Your answer must consist of one number: how many lines in the records contain "return".

─── Data section

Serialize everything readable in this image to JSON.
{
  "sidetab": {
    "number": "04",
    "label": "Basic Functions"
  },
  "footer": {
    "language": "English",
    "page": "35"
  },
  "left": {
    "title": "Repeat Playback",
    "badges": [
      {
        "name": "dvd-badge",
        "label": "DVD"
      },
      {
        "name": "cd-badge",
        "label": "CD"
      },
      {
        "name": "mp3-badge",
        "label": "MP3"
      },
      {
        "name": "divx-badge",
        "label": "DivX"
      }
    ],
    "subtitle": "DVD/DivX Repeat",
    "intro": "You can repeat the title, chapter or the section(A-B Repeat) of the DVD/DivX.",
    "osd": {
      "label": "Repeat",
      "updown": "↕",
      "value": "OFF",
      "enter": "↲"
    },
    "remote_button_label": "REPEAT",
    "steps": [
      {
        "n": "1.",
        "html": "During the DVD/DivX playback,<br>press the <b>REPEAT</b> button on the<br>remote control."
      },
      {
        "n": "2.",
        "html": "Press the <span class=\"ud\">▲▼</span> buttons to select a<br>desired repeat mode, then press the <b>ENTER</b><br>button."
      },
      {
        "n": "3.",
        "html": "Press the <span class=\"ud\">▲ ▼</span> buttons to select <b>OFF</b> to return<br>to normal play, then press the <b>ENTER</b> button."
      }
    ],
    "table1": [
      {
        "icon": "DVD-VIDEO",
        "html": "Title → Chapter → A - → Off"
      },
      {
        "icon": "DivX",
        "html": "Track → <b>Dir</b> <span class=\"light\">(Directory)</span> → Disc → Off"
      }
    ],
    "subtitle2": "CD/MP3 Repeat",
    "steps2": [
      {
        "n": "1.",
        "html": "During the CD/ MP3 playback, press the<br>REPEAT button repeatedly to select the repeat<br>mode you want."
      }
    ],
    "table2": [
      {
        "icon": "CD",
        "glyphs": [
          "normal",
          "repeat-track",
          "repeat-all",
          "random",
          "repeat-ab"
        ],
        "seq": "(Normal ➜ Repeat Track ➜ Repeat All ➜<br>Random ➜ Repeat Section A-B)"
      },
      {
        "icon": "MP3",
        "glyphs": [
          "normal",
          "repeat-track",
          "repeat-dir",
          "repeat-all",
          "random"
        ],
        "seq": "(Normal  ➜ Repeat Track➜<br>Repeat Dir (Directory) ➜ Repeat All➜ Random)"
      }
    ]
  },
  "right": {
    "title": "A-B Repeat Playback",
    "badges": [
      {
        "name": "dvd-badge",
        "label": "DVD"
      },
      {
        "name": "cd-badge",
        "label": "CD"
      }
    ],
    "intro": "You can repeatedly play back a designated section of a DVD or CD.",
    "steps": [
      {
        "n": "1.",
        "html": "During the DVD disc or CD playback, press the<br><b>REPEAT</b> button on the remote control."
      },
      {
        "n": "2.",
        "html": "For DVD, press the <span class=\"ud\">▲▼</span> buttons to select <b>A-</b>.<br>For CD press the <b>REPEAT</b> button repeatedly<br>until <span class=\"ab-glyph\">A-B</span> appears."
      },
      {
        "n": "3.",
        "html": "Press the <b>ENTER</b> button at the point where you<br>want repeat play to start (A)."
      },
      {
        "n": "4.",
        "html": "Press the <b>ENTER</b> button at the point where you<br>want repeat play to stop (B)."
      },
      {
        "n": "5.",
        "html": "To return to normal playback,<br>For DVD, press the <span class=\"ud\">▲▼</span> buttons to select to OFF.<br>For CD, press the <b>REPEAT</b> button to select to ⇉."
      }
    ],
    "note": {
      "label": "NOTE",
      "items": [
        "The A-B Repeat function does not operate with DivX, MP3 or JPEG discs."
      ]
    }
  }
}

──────

Response to the exercise. 2